Friday, October 12, 2012

What Are the Benefits of a Business Plan?

Creating a business plan allows you to identify potential problems and opportunities your business might face, avoid penalties, fines or other legal problems, adapt to changes in the marketplace and let you expand or contract from a position of objectivity. You can share a business plan with potential partners, advisers and sources of funding. The Small Business Administration suggests that a business plan be a work in progress you should keep current.

Aids in Obtaining Funding

Potential investors will have a variety of questions about your potential or existing business. A complete business plan not only provides them with answers, but shows that you are organized and have considered all of the marketing, legal, financial, human resources and other aspects of running a business. A thorough business plan will increase your chance of obtain venture capital and bank loans.

Helps Get Advice

Business professionals may be more likely to give you free advice about your business if they can comment objectively on numbers, rather than having to give you their personal opinion of your "great idea." Organizations such as the Service Core of Retired Executives will not only give you free advice on launching a business, but will assign an executive to read your business plan and offer suggestions for improving it.

Identifies Problems

A thorough business plan addresses all areas of starting and running your business plan. As you research the information you wish to include in your business plans, you may learn that suppositions you made about your marketing budgets, cost of materials, licensing and permitting, labor costs, real estate or leases and other critical aspects of your business are incorrect. Learning this before you launch your business gives you time to make adjustments before you have signed contracts and committed funds. Business plans include budgets that help you manage cashflow -- critical to keeping your business running.

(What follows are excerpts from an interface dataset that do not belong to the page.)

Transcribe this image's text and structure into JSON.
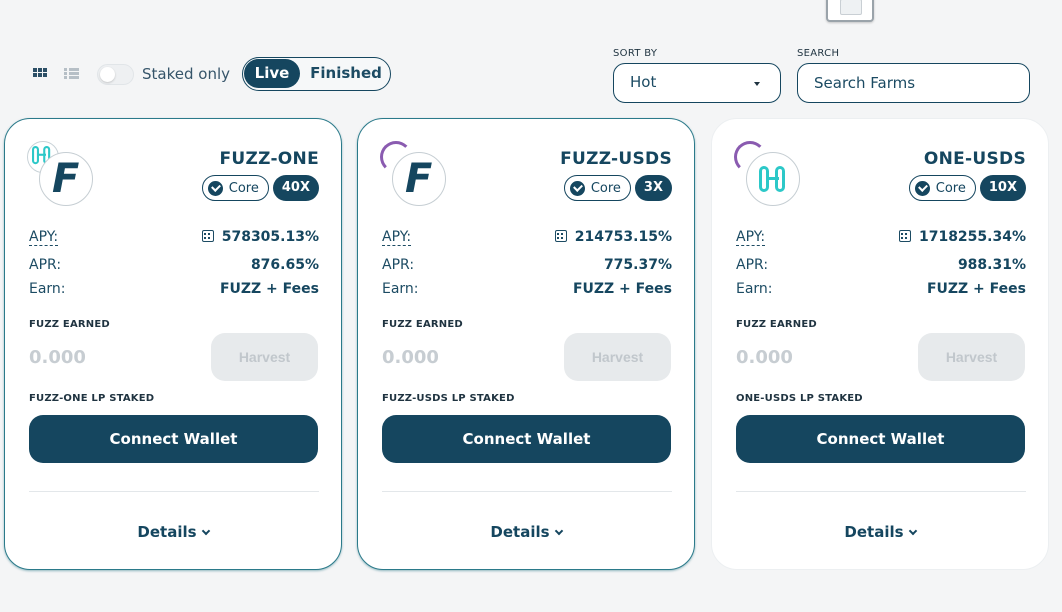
{
  "toolbar": {
    "staked_only_label": "Staked only",
    "staked_only_on": false,
    "live_label": "Live",
    "finished_label": "Finished",
    "sort_label": "SORT BY",
    "sort_value": "Hot",
    "search_label": "SEARCH",
    "search_placeholder": "Search Farms"
  },
  "colors": {
    "primary": "#15465f",
    "card_border": "#2b7a8a",
    "disabled": "#e7eaec",
    "harmony": "#2cc8c8",
    "usds": "#8a5bb0"
  },
  "farms": [
    {
      "pair": "FUZZ-ONE",
      "core_label": "Core",
      "multiplier": "40X",
      "apy_label": "APY:",
      "apy": "578305.13%",
      "apr_label": "APR:",
      "apr": "876.65%",
      "earn_label": "Earn:",
      "earn": "FUZZ + Fees",
      "earned_label": "FUZZ EARNED",
      "earned_value": "0.000",
      "harvest_label": "Harvest",
      "staked_label": "FUZZ-ONE LP STAKED",
      "connect_label": "Connect Wallet",
      "details_label": "Details",
      "token_icons": [
        "harmony-icon",
        "fuzz-icon"
      ]
    },
    {
      "pair": "FUZZ-USDS",
      "core_label": "Core",
      "multiplier": "3X",
      "apy_label": "APY:",
      "apy": "214753.15%",
      "apr_label": "APR:",
      "apr": "775.37%",
      "earn_label": "Earn:",
      "earn": "FUZZ + Fees",
      "earned_label": "FUZZ EARNED",
      "earned_value": "0.000",
      "harvest_label": "Harvest",
      "staked_label": "FUZZ-USDS LP STAKED",
      "connect_label": "Connect Wallet",
      "details_label": "Details",
      "token_icons": [
        "usds-icon",
        "fuzz-icon"
      ]
    },
    {
      "pair": "ONE-USDS",
      "core_label": "Core",
      "multiplier": "10X",
      "apy_label": "APY:",
      "apy": "1718255.34%",
      "apr_label": "APR:",
      "apr": "988.31%",
      "earn_label": "Earn:",
      "earn": "FUZZ + Fees",
      "earned_label": "FUZZ EARNED",
      "earned_value": "0.000",
      "harvest_label": "Harvest",
      "staked_label": "ONE-USDS LP STAKED",
      "connect_label": "Connect Wallet",
      "details_label": "Details",
      "token_icons": [
        "usds-icon",
        "harmony-icon"
      ]
    }
  ]
}
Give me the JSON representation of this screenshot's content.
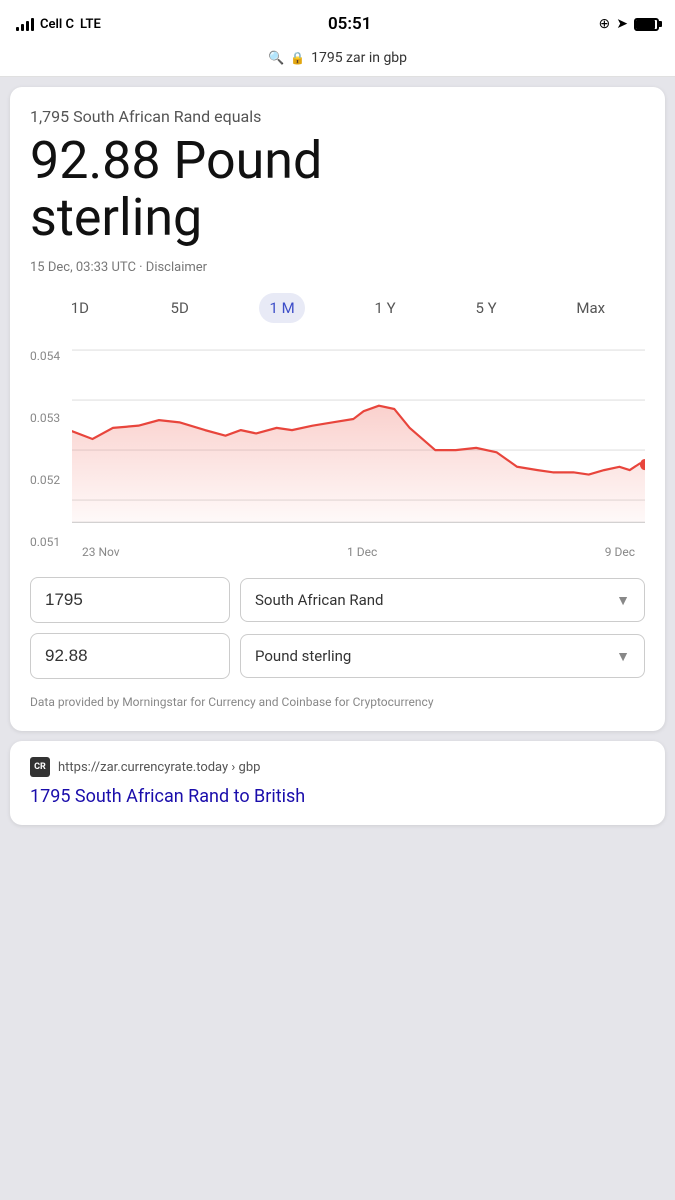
{
  "statusBar": {
    "carrier": "Cell C",
    "networkType": "LTE",
    "time": "05:51"
  },
  "searchBar": {
    "query": "1795 zar in gbp"
  },
  "conversion": {
    "subtitle": "1,795 South African Rand equals",
    "result": "92.88 Pound sterling",
    "result_line1": "92.88 Pound",
    "result_line2": "sterling",
    "timestamp": "15 Dec, 03:33 UTC",
    "disclaimer": "Disclaimer"
  },
  "timeTabs": [
    {
      "label": "1D",
      "active": false
    },
    {
      "label": "5D",
      "active": false
    },
    {
      "label": "1 M",
      "active": true
    },
    {
      "label": "1 Y",
      "active": false
    },
    {
      "label": "5 Y",
      "active": false
    },
    {
      "label": "Max",
      "active": false
    }
  ],
  "chart": {
    "yLabels": [
      "0.054",
      "0.053",
      "0.052",
      "0.051"
    ],
    "xLabels": [
      "23 Nov",
      "1 Dec",
      "9 Dec"
    ]
  },
  "converter": {
    "fromValue": "1795",
    "fromCurrency": "South African Rand",
    "toValue": "92.88",
    "toCurrency": "Pound sterling"
  },
  "dataSource": "Data provided by Morningstar for Currency and Coinbase for Cryptocurrency",
  "linkCard": {
    "faviconText": "CR",
    "url": "https://zar.currencyrate.today › gbp",
    "title": "1795 South African Rand to British"
  }
}
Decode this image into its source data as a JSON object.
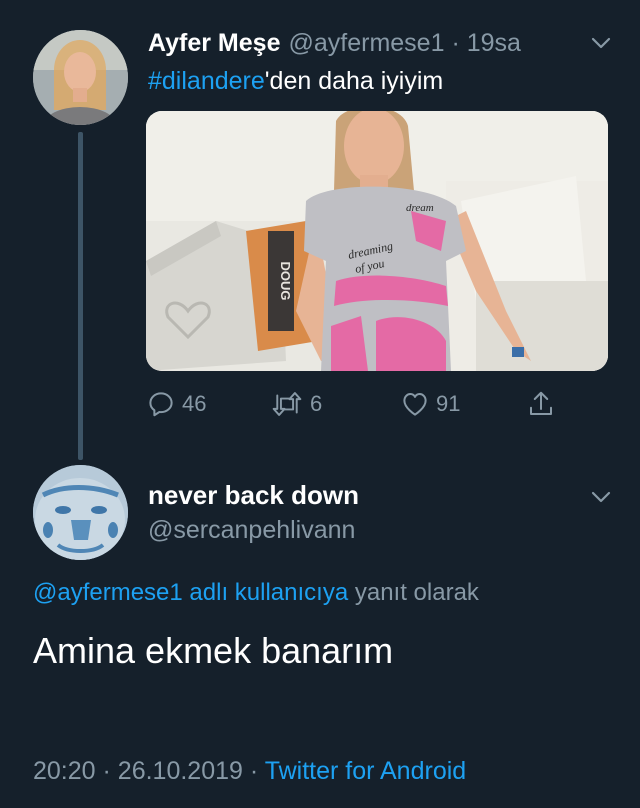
{
  "tweet": {
    "author_name": "Ayfer Meşe",
    "author_handle": "@ayfermese1",
    "separator": "·",
    "time_ago": "19sa",
    "hashtag": "#dilandere",
    "text_rest": "'den daha iyiyim",
    "photo_text": {
      "shirt_top": "dream",
      "shirt_mid": "dreaming",
      "shirt_low": "of you",
      "pillow": "DOUG"
    },
    "stats": {
      "replies": "46",
      "retweets": "6",
      "likes": "91"
    },
    "icons": [
      "reply-icon",
      "retweet-icon",
      "like-icon",
      "share-icon",
      "chevron-down-icon"
    ]
  },
  "reply": {
    "author_name": "never back down",
    "author_handle": "@sercanpehlivann",
    "reply_to_link": "@ayfermese1 adlı kullanıcıya",
    "reply_to_rest": "yanıt olarak",
    "text": "Amina ekmek banarım",
    "time": "20:20",
    "separator": "·",
    "date": "26.10.2019",
    "separator2": "·",
    "source": "Twitter for Android"
  },
  "colors": {
    "background": "#15202b",
    "accent": "#1da1f2",
    "muted": "#8899a6",
    "thread_line": "#3d5466"
  }
}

Provides Exit Strategy

In addition to providing benchmarks for success, a good business plan sets realistic criteria for shutting down the business to prevent your throwing good money after bad. A business failure can be very emotional and business owners are often not objective in the face of that reality. Solid numbers that tell you the business is untenable will help you make the decision to shut down a failing business easier and will prevent you from losing more of your or your investors' money than necessary.

Minimizes Legal Problems